Hussain says that the Olefin 3 project will be based on mixed feed. “It will be a multi type feedstock, including gas and other liquid feeds,” says Hussain.
The project is still under the initial study stage, which is set to be completed by the first half of 2011. “By the first half of 2011, we will finalise the feedstock split,” says Hussain. “Upon the completion of the feedstock split, we will move to the front end engineering and design (FEED) study,” explains Hussain.
Outside Kuwait, the company is involved in an integrated project in China. “In China, we are involved in an integrated refinery petrochemical project in cooperation with Kuwait Petroleum International Company (KPIC),” says Hussain.
“KPIC is responsible for the refinery part and we will be responsible for the petrochemical part of the project, which needed the approval of the The National Development and Reform Commission (NDRC),” she explains.

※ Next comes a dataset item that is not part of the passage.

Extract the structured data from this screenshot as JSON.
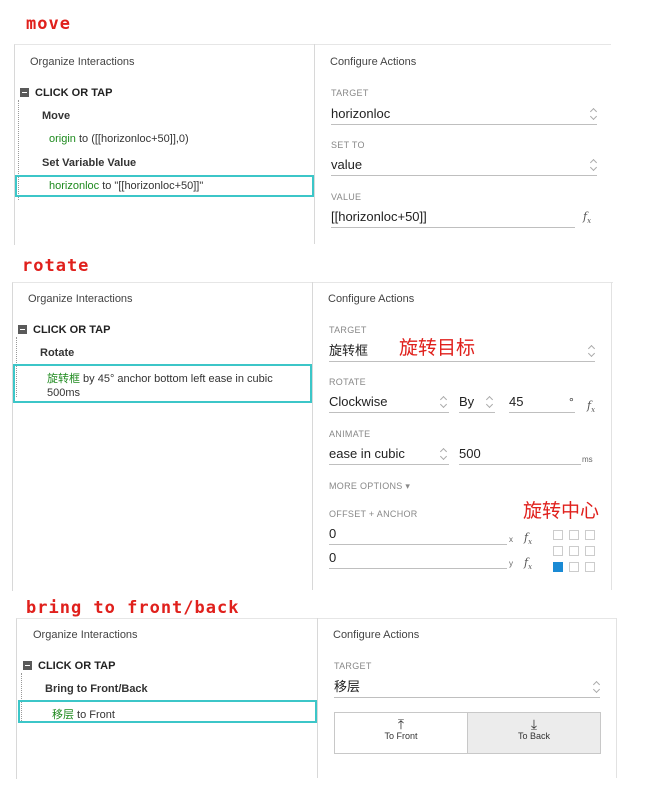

The National Development and Reform Commission (NDRC), China’s top economic planner, granted final approval on March 4 for Kuwait to build a long-awaited refinery and petrochemical complex on Donghai Island of Zhanjiang in Guangdong Province.
The joint venture between Kuwait and Sinopec entails a 15 million-tonne-a-year (300 000 barrels per day equivalent) refinery, a one million-tonne-a-year ethylene plant and related utilities, as well as support facilities such as a crude jetty, product oil and chemical jetties, a bulk jetty and oil product pipelines to an initial station, the Chinese government has said previously.
In addition to these projects, PIC is considering expanding its polypropylene capacity, starting from 2012. The new plant will have a capacity of 55 000 t/y of polypropylene; currently, PIC produces 140,000 t/y of polypropylene.
Despite the ongoing projects, the Kuwait downstream sector suffers from a major issue; the involvement of parliament in economic decision-making, which is unusual for political systems in the region, yet it is common in Kuwait.
This frequently exasperates the specialist technocrats and industrialists who run the upstream and the downstream sector. “It is our system and we have to live with it,” says Al-Rashidi. “I think that after some time people will understand this especially as it is a multibillion dollar projects,” explains Al-Rashidi.
Meanwhile, other downstream players in the State wish the sector to get autonomy. “I wish KPC would get autonomy from the Oil Ministry to avoid politicisation,” says Hamad Al-Terkait, president and CEO of Equate. “This would enable it to operate as an independent commercial entity.”